In 1568, Spanish explorer Álvaro de Mendaña became the first European to visit the 992-island archipelago known today as the Solomon Islands. He named the islands after the wealthy and wise biblical king of Israel, inspired, as legend goes, by a belief that their cerulean seas and white-sand shores guarded untold riches. That assumption was largely mistaken, as seen in the poverty rate in the Solomon Islands today.
Exploring the Poverty Rate in the Solomon Islands
Although modern tourism has added to the Islands’ economic portfolio, these profits are still few and far between and unevenly distributed. The vast majority of wealth is concentrated in the capital city, Honiara, in which 85 percent of the population is in the Islands’ highest wealth quintile.
According to the Asian Development Bank, in 2013, 12.7 percent of Solomon Islanders lived below the national poverty line. Nutrition-wise, they fared better: only 4.4 percent lived below the food poverty line. However, a mere 35.1 percent had access to electricity.
Technological developments and investment continue to play a vital role in reducing poverty in the Solomon Islands. In April 2017, the World Bank reported that the Green Climate Fund has approved $86 million toward the Tina River Hydropower Project, an effort to reduce reliance on imported fuel for electricity generation. This investment accompanies the $15 million provided by the International Renewable Energy Agency/Abu Dhabi Fund for Development (IRENA/ADFD).
The Solomon Islands’ electricity retail tariffs are currently among the highest in the world, at $0.65 per kilowatt-hour. Given that the Islands generate 97 percent of their electricity from diesel fuel and only 12 percent of homes are currently connected to grid power, this project stands to reduce the burden on working families and illuminate the islands like never before.
And, with electricity, the Islands should see an economic boost. The Asian Development Bank notes that tourism is a largely untapped market with great potential for development. Cheaper and more abundant energy is good for more than just powering residential areas: it can also lay groundwork for the sort of 24-hour “City of Light” that modern tourism creates and feeds on. With a stronger, cheaper energy grid in place, private investment will follow.

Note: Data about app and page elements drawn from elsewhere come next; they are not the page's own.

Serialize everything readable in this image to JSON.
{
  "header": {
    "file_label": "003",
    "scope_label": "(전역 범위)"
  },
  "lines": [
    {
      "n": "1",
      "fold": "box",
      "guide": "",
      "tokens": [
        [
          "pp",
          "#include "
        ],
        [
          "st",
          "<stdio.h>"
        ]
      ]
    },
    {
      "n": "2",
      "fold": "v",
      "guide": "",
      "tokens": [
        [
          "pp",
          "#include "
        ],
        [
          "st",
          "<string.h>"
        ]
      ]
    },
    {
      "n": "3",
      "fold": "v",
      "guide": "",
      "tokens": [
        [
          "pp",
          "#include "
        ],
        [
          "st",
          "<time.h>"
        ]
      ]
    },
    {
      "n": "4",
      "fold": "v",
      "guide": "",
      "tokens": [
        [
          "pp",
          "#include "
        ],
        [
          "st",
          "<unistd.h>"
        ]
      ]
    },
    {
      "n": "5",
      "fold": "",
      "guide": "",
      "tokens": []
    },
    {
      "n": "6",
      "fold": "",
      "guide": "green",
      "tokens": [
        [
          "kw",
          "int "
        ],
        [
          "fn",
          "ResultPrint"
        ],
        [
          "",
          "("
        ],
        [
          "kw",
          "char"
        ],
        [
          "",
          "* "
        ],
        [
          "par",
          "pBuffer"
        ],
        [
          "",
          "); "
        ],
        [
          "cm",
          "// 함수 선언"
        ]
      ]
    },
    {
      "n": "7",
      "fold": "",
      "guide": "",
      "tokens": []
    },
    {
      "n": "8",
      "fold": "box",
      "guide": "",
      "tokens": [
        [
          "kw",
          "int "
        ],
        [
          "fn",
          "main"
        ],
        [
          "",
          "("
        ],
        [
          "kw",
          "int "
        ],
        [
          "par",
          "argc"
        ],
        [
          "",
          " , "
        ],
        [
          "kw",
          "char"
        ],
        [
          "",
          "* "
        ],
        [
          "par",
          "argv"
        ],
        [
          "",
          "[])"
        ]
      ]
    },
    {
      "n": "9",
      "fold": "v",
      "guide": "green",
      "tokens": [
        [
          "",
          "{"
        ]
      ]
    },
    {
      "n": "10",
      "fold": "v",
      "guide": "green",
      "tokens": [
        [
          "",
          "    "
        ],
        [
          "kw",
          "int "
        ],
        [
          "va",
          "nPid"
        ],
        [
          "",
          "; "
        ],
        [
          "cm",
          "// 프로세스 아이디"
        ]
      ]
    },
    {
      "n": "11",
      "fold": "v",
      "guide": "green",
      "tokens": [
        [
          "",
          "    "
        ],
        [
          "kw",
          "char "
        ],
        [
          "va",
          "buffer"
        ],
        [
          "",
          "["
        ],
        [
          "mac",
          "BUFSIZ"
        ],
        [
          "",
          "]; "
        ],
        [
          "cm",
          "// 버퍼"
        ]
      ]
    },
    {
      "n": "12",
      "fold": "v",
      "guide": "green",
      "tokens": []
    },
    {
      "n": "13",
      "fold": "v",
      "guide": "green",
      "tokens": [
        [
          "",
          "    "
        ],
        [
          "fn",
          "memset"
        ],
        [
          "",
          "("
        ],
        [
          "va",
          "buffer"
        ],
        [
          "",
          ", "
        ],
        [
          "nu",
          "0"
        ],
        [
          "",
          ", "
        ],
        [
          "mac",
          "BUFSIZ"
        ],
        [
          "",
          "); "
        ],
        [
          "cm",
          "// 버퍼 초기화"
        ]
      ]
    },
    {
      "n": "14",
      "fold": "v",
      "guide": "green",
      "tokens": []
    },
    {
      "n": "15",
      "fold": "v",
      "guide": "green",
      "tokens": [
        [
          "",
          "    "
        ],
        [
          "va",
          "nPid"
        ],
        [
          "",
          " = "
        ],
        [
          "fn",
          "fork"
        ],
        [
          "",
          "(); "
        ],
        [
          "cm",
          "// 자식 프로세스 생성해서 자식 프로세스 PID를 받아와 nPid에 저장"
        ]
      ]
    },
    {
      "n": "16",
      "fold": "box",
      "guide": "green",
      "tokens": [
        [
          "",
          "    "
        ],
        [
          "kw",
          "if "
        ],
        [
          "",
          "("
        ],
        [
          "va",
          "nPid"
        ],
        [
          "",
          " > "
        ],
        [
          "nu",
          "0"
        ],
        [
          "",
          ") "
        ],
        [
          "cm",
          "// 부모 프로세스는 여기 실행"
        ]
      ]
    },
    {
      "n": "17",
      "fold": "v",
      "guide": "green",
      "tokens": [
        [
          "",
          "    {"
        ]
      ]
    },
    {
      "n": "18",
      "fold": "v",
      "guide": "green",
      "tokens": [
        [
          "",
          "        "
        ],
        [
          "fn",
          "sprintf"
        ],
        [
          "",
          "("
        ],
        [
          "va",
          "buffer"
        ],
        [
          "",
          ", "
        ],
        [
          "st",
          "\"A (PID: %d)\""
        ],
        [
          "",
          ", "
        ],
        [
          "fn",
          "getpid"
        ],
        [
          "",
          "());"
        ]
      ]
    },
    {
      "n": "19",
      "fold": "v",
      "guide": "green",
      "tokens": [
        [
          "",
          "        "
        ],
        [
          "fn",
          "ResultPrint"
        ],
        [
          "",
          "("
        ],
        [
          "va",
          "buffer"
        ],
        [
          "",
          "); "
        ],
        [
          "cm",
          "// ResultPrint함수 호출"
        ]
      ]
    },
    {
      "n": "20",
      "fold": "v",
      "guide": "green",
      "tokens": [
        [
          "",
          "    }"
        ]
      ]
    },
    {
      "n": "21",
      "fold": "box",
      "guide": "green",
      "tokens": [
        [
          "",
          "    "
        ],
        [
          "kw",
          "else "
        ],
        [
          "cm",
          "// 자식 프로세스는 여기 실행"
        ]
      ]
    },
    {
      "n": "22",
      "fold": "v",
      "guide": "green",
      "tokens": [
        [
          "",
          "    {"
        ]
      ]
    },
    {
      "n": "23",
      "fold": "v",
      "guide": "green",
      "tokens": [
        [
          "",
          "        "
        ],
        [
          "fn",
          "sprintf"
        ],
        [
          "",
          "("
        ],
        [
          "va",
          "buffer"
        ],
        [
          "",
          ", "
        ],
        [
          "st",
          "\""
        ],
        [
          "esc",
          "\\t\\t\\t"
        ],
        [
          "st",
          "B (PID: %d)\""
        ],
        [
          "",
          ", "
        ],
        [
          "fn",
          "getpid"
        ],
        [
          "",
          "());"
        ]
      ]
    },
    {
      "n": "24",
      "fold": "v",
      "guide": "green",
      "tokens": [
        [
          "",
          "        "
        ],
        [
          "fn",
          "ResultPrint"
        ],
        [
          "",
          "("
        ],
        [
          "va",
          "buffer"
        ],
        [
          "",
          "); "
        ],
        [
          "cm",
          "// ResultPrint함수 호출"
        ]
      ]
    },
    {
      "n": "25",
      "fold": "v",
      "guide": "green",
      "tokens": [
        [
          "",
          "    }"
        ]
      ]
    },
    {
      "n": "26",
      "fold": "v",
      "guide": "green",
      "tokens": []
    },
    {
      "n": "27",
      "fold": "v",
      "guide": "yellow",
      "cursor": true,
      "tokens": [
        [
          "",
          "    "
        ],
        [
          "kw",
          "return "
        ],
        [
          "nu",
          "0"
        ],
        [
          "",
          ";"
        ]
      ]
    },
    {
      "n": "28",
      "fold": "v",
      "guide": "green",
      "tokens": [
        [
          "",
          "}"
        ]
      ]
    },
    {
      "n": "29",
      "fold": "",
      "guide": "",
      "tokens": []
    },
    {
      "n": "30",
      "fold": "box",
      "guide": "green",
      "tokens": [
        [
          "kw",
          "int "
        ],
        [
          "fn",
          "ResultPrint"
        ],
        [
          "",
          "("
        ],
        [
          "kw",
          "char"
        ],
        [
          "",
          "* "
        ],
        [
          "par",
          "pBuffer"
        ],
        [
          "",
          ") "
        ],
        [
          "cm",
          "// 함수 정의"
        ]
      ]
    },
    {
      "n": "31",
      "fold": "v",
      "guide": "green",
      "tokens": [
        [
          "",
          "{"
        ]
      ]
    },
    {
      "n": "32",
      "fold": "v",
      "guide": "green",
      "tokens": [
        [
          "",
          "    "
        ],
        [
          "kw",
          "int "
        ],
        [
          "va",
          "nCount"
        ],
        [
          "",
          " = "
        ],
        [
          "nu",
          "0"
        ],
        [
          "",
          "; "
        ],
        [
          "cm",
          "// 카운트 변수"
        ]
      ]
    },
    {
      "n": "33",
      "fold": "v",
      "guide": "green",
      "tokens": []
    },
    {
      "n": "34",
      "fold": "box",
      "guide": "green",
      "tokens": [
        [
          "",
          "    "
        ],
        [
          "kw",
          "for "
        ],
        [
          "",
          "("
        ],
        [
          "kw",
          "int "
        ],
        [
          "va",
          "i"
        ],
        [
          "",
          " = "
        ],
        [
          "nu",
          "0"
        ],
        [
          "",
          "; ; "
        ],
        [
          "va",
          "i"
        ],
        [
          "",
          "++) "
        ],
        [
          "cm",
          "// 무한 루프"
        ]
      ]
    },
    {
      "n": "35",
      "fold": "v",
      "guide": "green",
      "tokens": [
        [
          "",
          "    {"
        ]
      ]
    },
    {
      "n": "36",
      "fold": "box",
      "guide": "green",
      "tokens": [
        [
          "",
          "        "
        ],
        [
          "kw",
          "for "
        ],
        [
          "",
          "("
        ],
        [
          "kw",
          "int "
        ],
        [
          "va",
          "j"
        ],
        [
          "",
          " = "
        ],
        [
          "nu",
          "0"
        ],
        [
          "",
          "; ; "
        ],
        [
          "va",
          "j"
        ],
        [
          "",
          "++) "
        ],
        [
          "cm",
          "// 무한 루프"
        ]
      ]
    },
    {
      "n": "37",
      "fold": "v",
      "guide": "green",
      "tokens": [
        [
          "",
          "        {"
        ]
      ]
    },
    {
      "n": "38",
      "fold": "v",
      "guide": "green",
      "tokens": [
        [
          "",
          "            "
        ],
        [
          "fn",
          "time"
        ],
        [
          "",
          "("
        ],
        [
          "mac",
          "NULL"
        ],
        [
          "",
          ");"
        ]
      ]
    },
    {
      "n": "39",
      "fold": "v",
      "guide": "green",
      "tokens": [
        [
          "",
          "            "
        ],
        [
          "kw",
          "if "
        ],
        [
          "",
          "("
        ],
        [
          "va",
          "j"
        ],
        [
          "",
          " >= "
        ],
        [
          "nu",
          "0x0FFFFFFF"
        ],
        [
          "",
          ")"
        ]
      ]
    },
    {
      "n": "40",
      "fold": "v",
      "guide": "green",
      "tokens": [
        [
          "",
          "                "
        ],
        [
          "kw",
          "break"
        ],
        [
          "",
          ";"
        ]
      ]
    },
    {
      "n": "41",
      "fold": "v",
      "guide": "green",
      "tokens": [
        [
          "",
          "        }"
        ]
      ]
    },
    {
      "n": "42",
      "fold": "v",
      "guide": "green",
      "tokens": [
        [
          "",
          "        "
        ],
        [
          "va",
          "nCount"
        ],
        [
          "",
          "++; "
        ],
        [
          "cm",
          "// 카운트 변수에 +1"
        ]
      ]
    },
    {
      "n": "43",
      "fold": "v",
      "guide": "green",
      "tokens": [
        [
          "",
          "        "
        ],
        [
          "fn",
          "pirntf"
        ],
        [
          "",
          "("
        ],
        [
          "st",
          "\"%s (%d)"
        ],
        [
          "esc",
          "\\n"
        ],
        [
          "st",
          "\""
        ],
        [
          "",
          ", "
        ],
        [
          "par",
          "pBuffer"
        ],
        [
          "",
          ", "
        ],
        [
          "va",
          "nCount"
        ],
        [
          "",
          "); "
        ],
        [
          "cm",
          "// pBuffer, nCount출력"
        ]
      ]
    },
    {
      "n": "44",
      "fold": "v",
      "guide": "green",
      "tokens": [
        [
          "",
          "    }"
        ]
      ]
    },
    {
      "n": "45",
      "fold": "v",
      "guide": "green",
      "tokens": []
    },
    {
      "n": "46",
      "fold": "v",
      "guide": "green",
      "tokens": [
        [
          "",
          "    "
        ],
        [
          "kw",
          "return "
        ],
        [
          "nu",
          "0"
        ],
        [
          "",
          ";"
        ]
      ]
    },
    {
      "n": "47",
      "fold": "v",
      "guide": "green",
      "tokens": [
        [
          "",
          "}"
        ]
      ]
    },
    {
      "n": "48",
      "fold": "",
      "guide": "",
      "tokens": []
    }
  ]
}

New technology and investments like these, guided by sound and prescient public policy, will be crucial to reducing the poverty rate in the Solomon Islands and materializing those mythical riches dreamed of since the days of de Mendaña.
– Chuck Hasenauer